=== Problem ===
A verbatim copy of every entry is required. Produce it now.

====

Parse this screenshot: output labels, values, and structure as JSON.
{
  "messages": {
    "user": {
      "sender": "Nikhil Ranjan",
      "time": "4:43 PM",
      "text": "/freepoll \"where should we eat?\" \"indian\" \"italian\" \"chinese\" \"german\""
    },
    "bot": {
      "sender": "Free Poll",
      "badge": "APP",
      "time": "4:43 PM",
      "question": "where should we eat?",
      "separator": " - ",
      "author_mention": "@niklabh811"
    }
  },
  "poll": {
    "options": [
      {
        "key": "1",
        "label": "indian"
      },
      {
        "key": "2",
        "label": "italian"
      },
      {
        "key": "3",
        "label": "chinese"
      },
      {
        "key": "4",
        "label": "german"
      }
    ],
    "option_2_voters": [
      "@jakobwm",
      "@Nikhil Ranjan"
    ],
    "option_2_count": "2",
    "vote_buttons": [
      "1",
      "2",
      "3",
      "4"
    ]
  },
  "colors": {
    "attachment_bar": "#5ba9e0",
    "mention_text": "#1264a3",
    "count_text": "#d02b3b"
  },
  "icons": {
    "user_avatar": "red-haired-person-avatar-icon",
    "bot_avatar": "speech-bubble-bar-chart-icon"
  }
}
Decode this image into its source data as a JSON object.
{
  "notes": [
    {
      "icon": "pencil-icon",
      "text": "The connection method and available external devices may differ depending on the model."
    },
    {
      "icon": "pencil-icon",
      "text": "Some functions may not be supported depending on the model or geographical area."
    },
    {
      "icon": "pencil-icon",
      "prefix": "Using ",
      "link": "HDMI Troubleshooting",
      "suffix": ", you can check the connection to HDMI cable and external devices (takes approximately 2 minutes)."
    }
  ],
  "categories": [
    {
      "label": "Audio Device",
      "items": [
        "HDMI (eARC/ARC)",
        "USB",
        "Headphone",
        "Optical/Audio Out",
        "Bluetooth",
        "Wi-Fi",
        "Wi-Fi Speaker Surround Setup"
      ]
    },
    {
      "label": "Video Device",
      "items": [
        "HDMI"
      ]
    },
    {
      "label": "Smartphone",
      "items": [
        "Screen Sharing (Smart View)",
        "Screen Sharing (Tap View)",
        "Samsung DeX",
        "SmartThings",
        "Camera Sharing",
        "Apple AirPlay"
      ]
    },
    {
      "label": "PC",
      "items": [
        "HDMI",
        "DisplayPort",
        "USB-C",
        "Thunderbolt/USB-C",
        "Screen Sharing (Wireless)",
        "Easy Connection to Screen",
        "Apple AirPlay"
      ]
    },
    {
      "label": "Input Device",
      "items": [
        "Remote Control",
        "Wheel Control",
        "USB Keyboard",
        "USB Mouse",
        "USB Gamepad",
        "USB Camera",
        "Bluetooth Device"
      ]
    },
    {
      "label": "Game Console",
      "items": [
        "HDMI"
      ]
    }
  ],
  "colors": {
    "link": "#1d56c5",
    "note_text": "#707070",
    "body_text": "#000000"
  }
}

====

=== The completed task ===
Parse this screenshot: output labels, values, and structure as JSON.
{
  "messages": {
    "user": {
      "sender": "Nikhil Ranjan",
      "time": "4:43 PM",
      "text": "/freepoll \"where should we eat?\" \"indian\" \"italian\" \"chinese\" \"german\""
    },
    "bot": {
      "sender": "Free Poll",
      "badge": "APP",
      "time": "4:43 PM",
      "question": "where should we eat?",
      "separator": " - ",
      "author_mention": "@niklabh811"
    }
  },
  "poll": {
    "options": [
      {
        "key": "1",
        "label": "indian"
      },
      {
        "key": "2",
        "label": "italian"
      },
      {
        "key": "3",
        "label": "chinese"
      },
      {
        "key": "4",
        "label": "german"
      }
    ],
    "option_2_voters": [
      "@jakobwm",
      "@Nikhil Ranjan"
    ],
    "option_2_count": "2",
    "vote_buttons": [
      "1",
      "2",
      "3",
      "4"
    ]
  },
  "colors": {
    "attachment_bar": "#5ba9e0",
    "mention_text": "#1264a3",
    "count_text": "#d02b3b"
  },
  "icons": {
    "user_avatar": "red-haired-person-avatar-icon",
    "bot_avatar": "speech-bubble-bar-chart-icon"
  }
}
Decode this image into its source data as a JSON object.
{
  "notes": [
    {
      "icon": "pencil-icon",
      "text": "The connection method and available external devices may differ depending on the model."
    },
    {
      "icon": "pencil-icon",
      "text": "Some functions may not be supported depending on the model or geographical area."
    },
    {
      "icon": "pencil-icon",
      "prefix": "Using ",
      "link": "HDMI Troubleshooting",
      "suffix": ", you can check the connection to HDMI cable and external devices (takes approximately 2 minutes)."
    }
  ],
  "categories": [
    {
      "label": "Audio Device",
      "items": [
        "HDMI (eARC/ARC)",
        "USB",
        "Headphone",
        "Optical/Audio Out",
        "Bluetooth",
        "Wi-Fi",
        "Wi-Fi Speaker Surround Setup"
      ]
    },
    {
      "label": "Video Device",
      "items": [
        "HDMI"
      ]
    },
    {
      "label": "Smartphone",
      "items": [
        "Screen Sharing (Smart View)",
        "Screen Sharing (Tap View)",
        "Samsung DeX",
        "SmartThings",
        "Camera Sharing",
        "Apple AirPlay"
      ]
    },
    {
      "label": "PC",
      "items": [
        "HDMI",
        "DisplayPort",
        "USB-C",
        "Thunderbolt/USB-C",
        "Screen Sharing (Wireless)",
        "Easy Connection to Screen",
        "Apple AirPlay"
      ]
    },
    {
      "label": "Input Device",
      "items": [
        "Remote Control",
        "Wheel Control",
        "USB Keyboard",
        "USB Mouse",
        "USB Gamepad",
        "USB Camera",
        "Bluetooth Device"
      ]
    },
    {
      "label": "Game Console",
      "items": [
        "HDMI"
      ]
    }
  ],
  "colors": {
    "link": "#1d56c5",
    "note_text": "#707070",
    "body_text": "#000000"
  }
}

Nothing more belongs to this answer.